One thing I have noticed though is that Silverlight is turning up in numerous Microsoft products. This is in contrast to the early years of the original .NET Framework, which Microsoft used rather little in its own stuff, though the context is different today because of the growth in web-based development.

I guess we cannot really count Visual Studio LightSwitch, which is a tool that builds Silverlight applications, though it is interesting insofar as the target market is not expert developers, but smart general users who want to build database applications.

Lync Server 2010 is a better example. Silverlight is used for the control panel.


Windows Azure, a strategic product for Microsoft, uses Silverlight for its control panel


Windows Intune, for maintaining networks online


System Center for managing Microsoft servers. I’m not actually sure how much Silverlight is used in System Center, but I understand the newly announced “Concero”, a new feature for managing public and private clouds, uses a Silverlight control panel and I suspect it is used elsewhere as well.


These are a few that I am aware of; I would be interested in other examples.

Now, you can make sense of this to some extent by distinguishing “Windows platform” from “broad reach” applications. It is curious, but Silverlight which started out as a broad reach plugin is gradually moving towards a Windows platform runtime, though it still runs on a Mac with some limitations, mainly lack of COM interop. There has been speculation that Silverlight could merge with the desktop Windows Presentation Foundation and become a commonly used application runtime for desktop Windows as well as web apps, and of course Windows Phone.

When Microsoft wants broad reach, it uses HTML, an example being Office Web Apps which make hardly any use of Silverlight.

Nevertheless, using Silverlight for products like Windows Intune could be annoying for administrators who might otherwise use an Apple iPad when out and about; but I guess Microsoft figures that if you are deep enough into Windows to use Intune, you probably will not be using an iPad.
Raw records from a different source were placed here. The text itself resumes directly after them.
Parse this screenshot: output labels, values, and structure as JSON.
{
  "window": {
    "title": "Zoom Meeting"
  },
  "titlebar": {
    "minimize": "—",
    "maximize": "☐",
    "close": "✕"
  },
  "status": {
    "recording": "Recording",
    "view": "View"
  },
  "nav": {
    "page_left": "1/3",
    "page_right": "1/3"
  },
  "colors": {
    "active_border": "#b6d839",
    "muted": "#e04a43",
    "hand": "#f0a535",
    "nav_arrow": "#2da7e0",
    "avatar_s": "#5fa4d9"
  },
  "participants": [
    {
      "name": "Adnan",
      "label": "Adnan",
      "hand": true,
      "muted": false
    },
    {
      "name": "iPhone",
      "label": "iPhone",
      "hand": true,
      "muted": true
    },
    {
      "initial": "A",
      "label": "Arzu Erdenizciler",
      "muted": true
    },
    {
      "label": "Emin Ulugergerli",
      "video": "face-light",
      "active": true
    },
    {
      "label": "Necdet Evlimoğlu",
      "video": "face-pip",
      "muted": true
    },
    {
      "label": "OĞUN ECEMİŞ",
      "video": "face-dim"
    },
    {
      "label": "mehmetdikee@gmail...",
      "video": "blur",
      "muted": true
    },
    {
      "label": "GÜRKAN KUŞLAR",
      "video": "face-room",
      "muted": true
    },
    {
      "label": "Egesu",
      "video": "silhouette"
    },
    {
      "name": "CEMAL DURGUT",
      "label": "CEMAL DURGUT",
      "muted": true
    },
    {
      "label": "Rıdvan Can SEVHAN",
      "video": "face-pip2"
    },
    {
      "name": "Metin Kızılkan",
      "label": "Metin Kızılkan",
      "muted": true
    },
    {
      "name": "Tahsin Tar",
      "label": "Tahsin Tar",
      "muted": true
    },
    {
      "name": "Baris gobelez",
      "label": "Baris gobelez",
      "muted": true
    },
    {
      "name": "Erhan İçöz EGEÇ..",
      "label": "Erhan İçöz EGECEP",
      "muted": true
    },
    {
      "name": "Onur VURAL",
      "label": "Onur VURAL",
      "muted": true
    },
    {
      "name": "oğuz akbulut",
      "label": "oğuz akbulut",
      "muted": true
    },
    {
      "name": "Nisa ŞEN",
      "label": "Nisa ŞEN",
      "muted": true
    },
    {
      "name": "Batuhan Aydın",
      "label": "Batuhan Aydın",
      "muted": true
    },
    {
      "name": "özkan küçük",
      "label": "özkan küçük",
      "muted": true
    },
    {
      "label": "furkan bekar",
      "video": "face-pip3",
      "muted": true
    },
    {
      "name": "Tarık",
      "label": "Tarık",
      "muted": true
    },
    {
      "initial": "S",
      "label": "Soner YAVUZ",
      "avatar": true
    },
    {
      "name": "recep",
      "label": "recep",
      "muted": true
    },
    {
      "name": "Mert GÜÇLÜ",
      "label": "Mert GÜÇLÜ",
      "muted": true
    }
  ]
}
Let me add that Silverlight seems to me to be working well in the examples above, to the extent that I have tried it. Could they be done equally well in HTML and JavaScript? Probably, if users have IE9, but probably not if it is IE8 or earlier.

Silverlight the new Windows, HTML 5 the new Silverlight?